I grew up in the 1950’s and 60’s. As little girls we played “house,” “school,” “hospital,” and, the big favorite, “wedding.” Our dolls married, often in elaborate and complex ceremonies, ignoring age and gender constraints as there were few “boy” dolls beyond baby dolls who were distinguished from girl baby dolls by the color of their outfits. The progressive, married dolls went on to teach or be nurses or secretaries but the vast majority stayed home and became mommies. In college, it wasn’t uncommon to hear women openly admit they had come to school to get their “Mrs.” degree and were intending to marry well and not work. There were lots of rules about what women could and could not do in society in general.
Finding our own way
And then, in the wake of the civil rights movement, the women’s movement arose. And all the rules changed. Or at least appeared to change. Suddenly we women were finding ourselves in management, actively recruited and mentored. Women physicians, dentists, lawyers, politicians, executives, entrepreneurs and leaders emerged into the light and were no longer seen as the oddities. Laws followed preventing discrimination.
We were on our way. Sort of.
Because it was new ground we had to have some standards by which to judge our progress and in many cases we borrowed those standards from men. Title, salary, hours worked, ability to be tough, leadership and achievements all became benchmarks by which we judged ourselves.
Women tried to beat the boys by becoming the boys
And since we adopted their standards, those were the standards by which we were and continue to be judged. We all know inequities continue: women earn 67% of what men in directly comparable jobs earn; the glass ceiling continues to exist; women are judged for being women, hence different from men, in approach and thought. Evolution continues slowly.
Meanwhile, back in the playroom, there is some change as parents encourage sons and daughters to be both competitive and empathetic. Play sports and play with dolls. Get dirty and be part of the fun but know when to be girly.
The messages get more jumbled for adolescents as girls compete with boys in sports and yet are expected to be sexy and girly. Weddings continue to be a big topic of dreams and fantasies for adolescent girls along with finding the perfect guy to be featured in the dream. With a successful career. And kids. The Princess Superwoman. It gets all mushed together.
Getting married is not an accomplishment
In a recent Huffington Post article, Natalie Brooks opines getting engaged and married is not an accomplishment by which women should judge themselves as successful. In her blog, she reflects the current “mush” of throwing everything we do into one bucket: work, kids, marriage all seen as accomplishments. I see her point but I think there’s another way we can look at our lives.

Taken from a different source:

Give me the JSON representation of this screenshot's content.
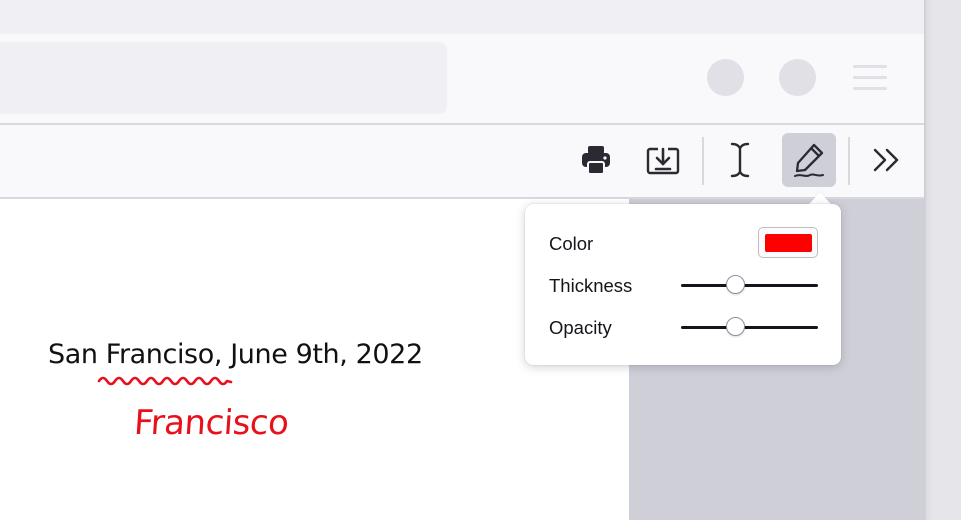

The difference between milestones and accomplishments
Milestones are those way-markers in our timelines. Being born starts the timeline. Birthdays, especially the “big” ones, are milestones. Graduation from middle school is a milestone. Graduation from high school, college, graduate school are both milestones and accomplishments. Marriage is a milestone as are the birth of children, the loss of loved ones and aging. Getting engaged and married is a milestone. Creating and maintaining a successful marriage is an accomplishment.
Accomplishments are those things we create in our lives; those things we seek out to enhance or enrich our journeys. Accomplishments are those things we list on our resumes or summarize with titles and letters after our names. Accomplishments are goals set and achieved that move us forward in life and career.
Confusion arises when we seek to be the Princess Superwoman, judging ourselves based on totality rather than piece by piece.
In that process of lump-judging we become less than we are: the sum of the parts equalling a smaller picture rather than a larger one. And if we judge ourselves in such a way, we encourage others to do the same; to see us as only one dimension rather than the complex beings we are.
Rather than using the male standards of accomplishment: title, money, power; we need to evolve our own grading scales, separate and equal, encompassing not only our achievements but also our milestones.
We can and should celebrate the unique ability of women to not only compete in the work world but also to star in our more traditional roles without being defined or controlled by either. Accomplishments and milestones should demonstrate who we are without defining us. Instead, let us defy traditional definition as we choose both our accomplishments and our milestones appropriate to whom we are.
Let our who-ness be definition enough.